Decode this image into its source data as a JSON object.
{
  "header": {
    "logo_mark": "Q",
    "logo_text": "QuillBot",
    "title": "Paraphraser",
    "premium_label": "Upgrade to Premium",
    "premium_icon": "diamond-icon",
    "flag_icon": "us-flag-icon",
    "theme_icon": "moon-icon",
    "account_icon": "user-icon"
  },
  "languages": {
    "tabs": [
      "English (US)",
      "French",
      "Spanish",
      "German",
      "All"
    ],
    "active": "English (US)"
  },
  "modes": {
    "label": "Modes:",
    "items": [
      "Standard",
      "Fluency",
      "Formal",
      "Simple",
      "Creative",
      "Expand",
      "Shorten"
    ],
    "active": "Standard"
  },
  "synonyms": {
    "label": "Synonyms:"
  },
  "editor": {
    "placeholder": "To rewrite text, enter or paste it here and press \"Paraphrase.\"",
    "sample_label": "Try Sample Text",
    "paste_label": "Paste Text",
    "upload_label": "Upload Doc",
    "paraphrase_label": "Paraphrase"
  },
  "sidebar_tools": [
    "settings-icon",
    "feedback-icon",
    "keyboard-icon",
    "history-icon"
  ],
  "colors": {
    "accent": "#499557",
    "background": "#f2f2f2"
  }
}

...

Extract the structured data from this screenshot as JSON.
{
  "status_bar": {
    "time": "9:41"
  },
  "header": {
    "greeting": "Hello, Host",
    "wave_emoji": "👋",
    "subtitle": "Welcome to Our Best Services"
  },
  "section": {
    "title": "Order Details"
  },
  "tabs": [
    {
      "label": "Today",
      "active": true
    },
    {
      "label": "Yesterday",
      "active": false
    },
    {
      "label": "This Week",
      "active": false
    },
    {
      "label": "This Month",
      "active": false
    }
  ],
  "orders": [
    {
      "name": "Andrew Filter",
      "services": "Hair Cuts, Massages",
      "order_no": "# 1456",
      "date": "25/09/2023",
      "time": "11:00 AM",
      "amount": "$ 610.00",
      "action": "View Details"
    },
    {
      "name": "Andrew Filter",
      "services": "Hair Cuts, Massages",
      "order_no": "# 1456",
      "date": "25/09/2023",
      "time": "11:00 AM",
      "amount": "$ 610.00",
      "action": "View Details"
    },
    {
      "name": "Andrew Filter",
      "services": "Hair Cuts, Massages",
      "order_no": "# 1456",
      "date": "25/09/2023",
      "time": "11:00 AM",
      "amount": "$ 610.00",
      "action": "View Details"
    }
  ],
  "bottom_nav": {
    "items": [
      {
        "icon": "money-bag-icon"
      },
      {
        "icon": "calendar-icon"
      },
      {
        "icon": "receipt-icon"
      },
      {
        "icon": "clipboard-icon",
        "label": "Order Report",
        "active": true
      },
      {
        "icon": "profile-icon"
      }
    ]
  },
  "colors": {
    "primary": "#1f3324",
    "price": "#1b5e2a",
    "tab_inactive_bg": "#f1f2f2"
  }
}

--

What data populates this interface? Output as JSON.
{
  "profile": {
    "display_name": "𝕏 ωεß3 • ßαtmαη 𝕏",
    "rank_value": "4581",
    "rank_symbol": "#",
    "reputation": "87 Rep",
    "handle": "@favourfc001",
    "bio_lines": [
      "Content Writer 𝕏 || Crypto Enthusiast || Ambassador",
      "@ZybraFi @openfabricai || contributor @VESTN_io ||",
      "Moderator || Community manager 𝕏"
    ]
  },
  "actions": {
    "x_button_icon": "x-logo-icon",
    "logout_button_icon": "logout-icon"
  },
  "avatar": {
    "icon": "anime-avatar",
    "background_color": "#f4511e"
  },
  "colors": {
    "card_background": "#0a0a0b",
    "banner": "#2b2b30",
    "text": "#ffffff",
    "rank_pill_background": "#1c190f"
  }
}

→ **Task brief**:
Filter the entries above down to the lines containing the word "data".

→ **The completed task**:
Decode this image into its source data as a JSON object.
Extract the structured data from this screenshot as JSON.
What data populates this interface? Output as JSON.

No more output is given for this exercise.